We at OhioMBE are committed to supporting minority businesses. The Wall of Shame highlights those who have harmed these businesses, going against our values of fairness and equality. This page reminds us of the challenges minority businesses face and our mission to ensure fair business for everyone.
Columbus City Council:
Shannon G. Hardin
Chair: Finance; Rules & Reference
President Pro Tem
Chair: Public Utilities; Zoning; Workforce Development; Building and Zoning Policy
Nicholas J. Bankston
Chair: Economic Development; Small & Minority Business; Technology
Lourdes Barroso de Padilla
Chair: Public Service & Transportation; Neighborhoods and Immigrant, Refugee, and Migrant Affairs; Veterans, Senior, and Disability Affairs
Chair: Public Safety; Environment; Administration
City of Columbus Office of Diversity & Inclusion
As OhioMBE, dedicated to promoting fairness and equity in business opportunities, we announce the placement of the City of Columbus Office of Diversity and Inclusion (ODI) on the OhioMBE Wall of Shame. This decision is informed by the financial data from 2019 through the first half of 2023, which paints a troubling picture of disparity in earnings and opportunities for Black women-owned businesses in Columbus, particularly in high-value sectors like construction.

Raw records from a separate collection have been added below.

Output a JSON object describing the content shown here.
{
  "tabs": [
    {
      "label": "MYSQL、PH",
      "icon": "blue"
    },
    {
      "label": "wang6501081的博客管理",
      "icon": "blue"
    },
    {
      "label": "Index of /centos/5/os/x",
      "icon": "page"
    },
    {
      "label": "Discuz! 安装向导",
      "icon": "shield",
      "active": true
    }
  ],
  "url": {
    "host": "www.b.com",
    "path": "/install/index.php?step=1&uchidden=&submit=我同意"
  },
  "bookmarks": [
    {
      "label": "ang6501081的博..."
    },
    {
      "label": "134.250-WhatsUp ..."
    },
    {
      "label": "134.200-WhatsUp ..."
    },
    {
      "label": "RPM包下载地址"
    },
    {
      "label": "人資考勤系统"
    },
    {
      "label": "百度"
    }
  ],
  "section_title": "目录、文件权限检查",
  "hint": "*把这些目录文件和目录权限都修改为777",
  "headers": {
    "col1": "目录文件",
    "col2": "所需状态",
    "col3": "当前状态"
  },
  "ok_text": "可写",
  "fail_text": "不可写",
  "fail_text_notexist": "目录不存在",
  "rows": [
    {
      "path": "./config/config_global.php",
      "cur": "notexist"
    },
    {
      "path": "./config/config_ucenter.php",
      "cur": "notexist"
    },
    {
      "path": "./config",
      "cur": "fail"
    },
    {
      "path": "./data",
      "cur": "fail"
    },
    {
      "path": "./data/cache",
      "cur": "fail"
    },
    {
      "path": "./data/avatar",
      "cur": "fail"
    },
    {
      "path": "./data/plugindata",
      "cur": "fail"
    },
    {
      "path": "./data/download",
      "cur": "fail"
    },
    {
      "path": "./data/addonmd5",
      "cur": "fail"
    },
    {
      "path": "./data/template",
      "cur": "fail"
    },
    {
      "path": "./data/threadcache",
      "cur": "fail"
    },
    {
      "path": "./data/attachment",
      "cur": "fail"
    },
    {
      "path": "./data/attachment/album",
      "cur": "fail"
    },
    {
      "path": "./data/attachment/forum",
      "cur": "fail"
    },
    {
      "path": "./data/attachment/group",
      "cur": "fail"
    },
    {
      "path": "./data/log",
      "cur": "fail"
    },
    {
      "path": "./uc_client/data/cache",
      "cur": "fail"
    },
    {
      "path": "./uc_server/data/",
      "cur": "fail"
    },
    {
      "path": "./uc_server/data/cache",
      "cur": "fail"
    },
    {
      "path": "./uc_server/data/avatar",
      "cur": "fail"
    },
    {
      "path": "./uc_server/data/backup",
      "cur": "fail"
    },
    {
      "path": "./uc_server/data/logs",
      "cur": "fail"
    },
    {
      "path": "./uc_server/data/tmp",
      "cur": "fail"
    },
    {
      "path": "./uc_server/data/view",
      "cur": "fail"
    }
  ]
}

Despite the presence of certification programs and initiatives designed to foster diversity and inclusion, there’s a glaring disparity. For instance, in the first half of 2023, Black women-owned businesses earned just over $2 million, while their White counterparts earned nearly $14 million. This trend is consistent with data from previous years, showing a continuous gap:
2023 (Q1 & Q2):
- Black Women: $2,150,317.45
- White Women: $13,705,579.39
- Black Women: $2,779,355.35
- White Women: $18,660,709.68
- Black Women: $3,207,669.47
- White Women: $12,585,513.46
- Black Women: $1,896,468.62
- White Women: $15,974,550.47
- Black Women: $1,989,970.68
- White Women: $11,328,120.29
This data is not just a collection of numbers but a stark representation of missed opportunities and unfulfilled potential for Black women entrepreneurs. The irony is that initiatives meant to level the playing field are benefiting those already in advantageous positions. Black women, one of the most historically marginalized groups, are still struggling for equitable recognition and success.
The City of Columbus and the ODI must critically re-evaluate their approaches. The appointment of a Chief Diversity Officer without direct supplier diversity experience and the closure of the construction planroom during a construction boom are decisions that have hindered, rather than helped, minority businesses.
Furthermore, the implementation of the disparity study’s recommendations appears symbolic rather than substantive. Questions linger about whether the ODI is genuinely committed to these recommendations, particularly in light of decisions like including non-citizens in the certification program.
The City of Columbus and the ODI need to realign their actions with their stated goals of equity and justice. This involves not only providing access but also actively ensuring that Black women-owned businesses are receiving significant opportunities and resources. Open and transparent dialogue with the affected communities, understanding their barriers, and involving them in solution creation are vital steps towards real change.
The placement of the City of Columbus ODI on the OhioMBE Wall of Shame will remain until there is tangible evidence of improved outcomes for Black women-owned businesses. It is time for the city to demonstrate its commitment to building a stronger, more inclusive economy where the diversity and talent of all its citizens are not just recognized but actively supported.